_Extracted records:_
==*==

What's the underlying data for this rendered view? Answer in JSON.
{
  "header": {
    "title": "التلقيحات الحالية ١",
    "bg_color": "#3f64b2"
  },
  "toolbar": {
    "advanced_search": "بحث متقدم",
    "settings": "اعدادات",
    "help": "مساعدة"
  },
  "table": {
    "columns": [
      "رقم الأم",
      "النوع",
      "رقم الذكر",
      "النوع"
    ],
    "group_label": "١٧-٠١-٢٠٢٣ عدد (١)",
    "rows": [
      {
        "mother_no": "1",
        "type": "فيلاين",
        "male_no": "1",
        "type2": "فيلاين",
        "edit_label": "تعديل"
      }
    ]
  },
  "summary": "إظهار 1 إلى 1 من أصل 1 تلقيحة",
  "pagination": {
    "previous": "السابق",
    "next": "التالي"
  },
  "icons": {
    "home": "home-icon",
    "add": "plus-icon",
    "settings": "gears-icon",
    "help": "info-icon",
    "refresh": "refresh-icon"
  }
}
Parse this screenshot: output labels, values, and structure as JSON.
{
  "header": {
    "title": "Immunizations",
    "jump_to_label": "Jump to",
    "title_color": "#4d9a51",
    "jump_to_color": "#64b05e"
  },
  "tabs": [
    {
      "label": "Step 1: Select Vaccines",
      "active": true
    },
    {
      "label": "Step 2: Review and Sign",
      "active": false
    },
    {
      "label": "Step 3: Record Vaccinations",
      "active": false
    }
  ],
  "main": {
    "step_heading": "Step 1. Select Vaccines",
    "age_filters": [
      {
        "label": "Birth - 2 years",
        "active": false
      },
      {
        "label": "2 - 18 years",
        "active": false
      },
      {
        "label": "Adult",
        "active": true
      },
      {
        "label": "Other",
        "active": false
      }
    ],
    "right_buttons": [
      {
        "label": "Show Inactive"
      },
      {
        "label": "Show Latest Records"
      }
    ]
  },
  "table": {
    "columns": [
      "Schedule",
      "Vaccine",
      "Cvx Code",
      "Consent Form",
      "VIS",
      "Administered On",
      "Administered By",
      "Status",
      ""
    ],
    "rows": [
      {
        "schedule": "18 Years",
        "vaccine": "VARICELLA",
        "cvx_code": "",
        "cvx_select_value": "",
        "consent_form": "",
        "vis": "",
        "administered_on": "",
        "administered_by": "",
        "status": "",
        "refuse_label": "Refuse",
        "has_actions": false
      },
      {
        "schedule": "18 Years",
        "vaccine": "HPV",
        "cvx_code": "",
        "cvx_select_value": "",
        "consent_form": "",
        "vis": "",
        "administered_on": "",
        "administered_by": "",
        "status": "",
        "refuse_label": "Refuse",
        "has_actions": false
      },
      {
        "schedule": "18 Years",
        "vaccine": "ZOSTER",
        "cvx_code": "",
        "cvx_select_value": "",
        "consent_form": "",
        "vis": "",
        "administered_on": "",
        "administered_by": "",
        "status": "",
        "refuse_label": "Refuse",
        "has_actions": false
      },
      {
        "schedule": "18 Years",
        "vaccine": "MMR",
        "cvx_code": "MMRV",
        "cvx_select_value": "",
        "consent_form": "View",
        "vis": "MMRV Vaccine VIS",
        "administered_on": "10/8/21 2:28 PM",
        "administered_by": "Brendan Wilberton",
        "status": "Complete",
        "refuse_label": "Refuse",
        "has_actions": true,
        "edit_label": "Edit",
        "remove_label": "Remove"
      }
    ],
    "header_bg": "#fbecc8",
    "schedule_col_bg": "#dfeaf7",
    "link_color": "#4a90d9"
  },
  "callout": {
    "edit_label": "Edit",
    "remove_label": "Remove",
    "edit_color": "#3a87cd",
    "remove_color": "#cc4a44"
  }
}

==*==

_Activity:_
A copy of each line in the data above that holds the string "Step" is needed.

_Solution to the problem:_
      "label": "Step 1: Select Vaccines",
      "label": "Step 2: Review and Sign",
      "label": "Step 3: Record Vaccinations",
    "step_heading": "Step 1. Select Vaccines",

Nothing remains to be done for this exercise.